This is the mail archive of the
mailing list for the GCC project.
Re: Proposal for merging scalar-storage-order branch into mainline
- From: Richard Biener <richard dot guenther at gmail dot com>
- To: Eric Botcazou <ebotcazou at adacore dot com>
- Cc: GCC Development <gcc at gcc dot gnu dot org>
- Date: Mon, 8 Jun 2015 10:34:40 +0200
- Subject: Re: Proposal for merging scalar-storage-order branch into mainline
- Authentication-results: sourceware.org; auth=none
- References: <2354857 dot 0uXrE6NL1R at polaris>
On Mon, Jun 8, 2015 at 10:05 AM, Eric Botcazou <email@example.com> wrote:
> I'd like to propose merging the scalar-storage-order branch that I have been
> maintaining for a couple of years into mainline. Original announcement at:
> It implements an attribute (C/C++/Ada only) that makes it possible to specify
> the storage order (aka endianness) of scalar components of aggregate types;
> for example, you can declare a structure with big-endian SSO containing only
> scalar fields and it will have the same representation in memory on x86 and on
> PowerPC or SPARC. Nesting of structures with different SSO is also supported.
> The feature has been present in the GCC-based compilers released by AdaCore
> for a few more years and the users generally find it very useful (some of them
> even asked why we hadn't implemented it earlier).
> As the initial plan was to maintain it in AdaCore's tree until it reached a
> sufficient level of maturity, the implementation was designed to be relatively
> light and maintainable, with the following basic principle: specifying the
> same SSO as that of the target machine is equivalent to specifying no SSO.
> This principle holds for the entire implementation, which means that only the
> reverse SSO is tracked, which in turn means that the target machine must be
> uniform wrt endianness (e.g. PDP endianness is not supported).
> Only GENERIC is extended (one flag on aggregate types and one flag on some
> _REF nodes) by using the following guidelines:
> The overall strategy is to preserve the invariant that every scalar in
> memory is associated with a single storage order, i.e. all accesses to
> this scalar are done with the same storage order.
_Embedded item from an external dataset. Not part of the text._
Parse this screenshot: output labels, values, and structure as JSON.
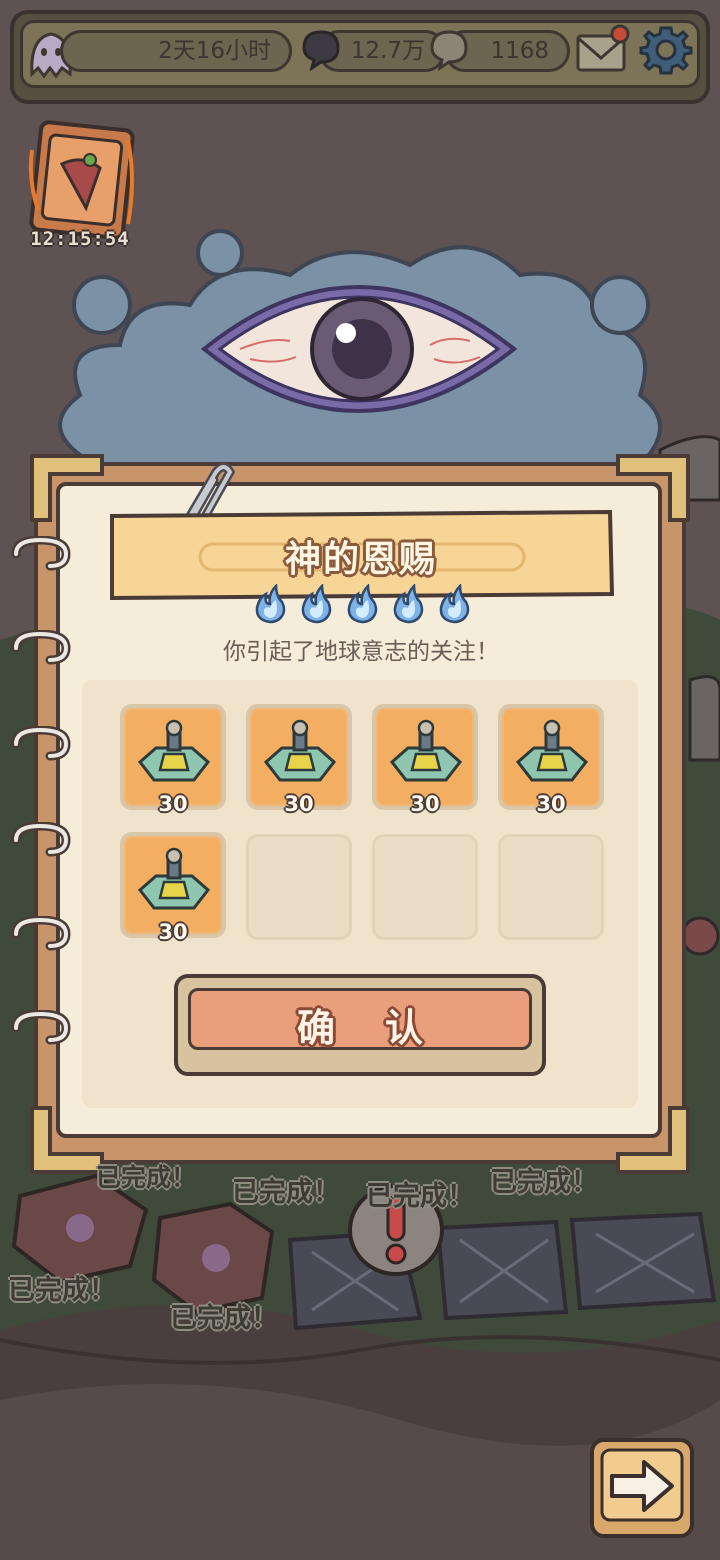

This invariant makes
> it possible to factor out the storage order in most transformations, as
> only the address and/or the value (in target order) matter for them.
> But, of course, the storage order must be preserved when the accesses
> themselves are rewritten or transformed.
> GIMPLE proper and RTL are not changed. The byte swapping operations are made
> explicit during RTL expansion and use the bswap patterns of the target machine
> if present.
What's the reason to not expose the byte swapping operations earlier, like on
GIMPLE? (or even on GENERIC?)
> The bulk of the implementation is in the FEs (sanity checks, propagation, etc)
What frontends are affected?
> and the RTL expander (+ varasm.c for aggregate literals). RTL optimizers are
> not changed. GIMPLE optimizers are minimally changed: they can either punt if
> they see _REF nodes with reverse SSO or choose to locally maintain the SSO.
> Again this was designed with maintainability and simplicity in mind, so no
> attempt was made at generating optimal code. At the same time the support is
> transparent for most GIMPLE optimizers so there is no definitive blocker
> towards this goal if it is deemed worth pursuing for this kind of feature.
> Eric Botcazou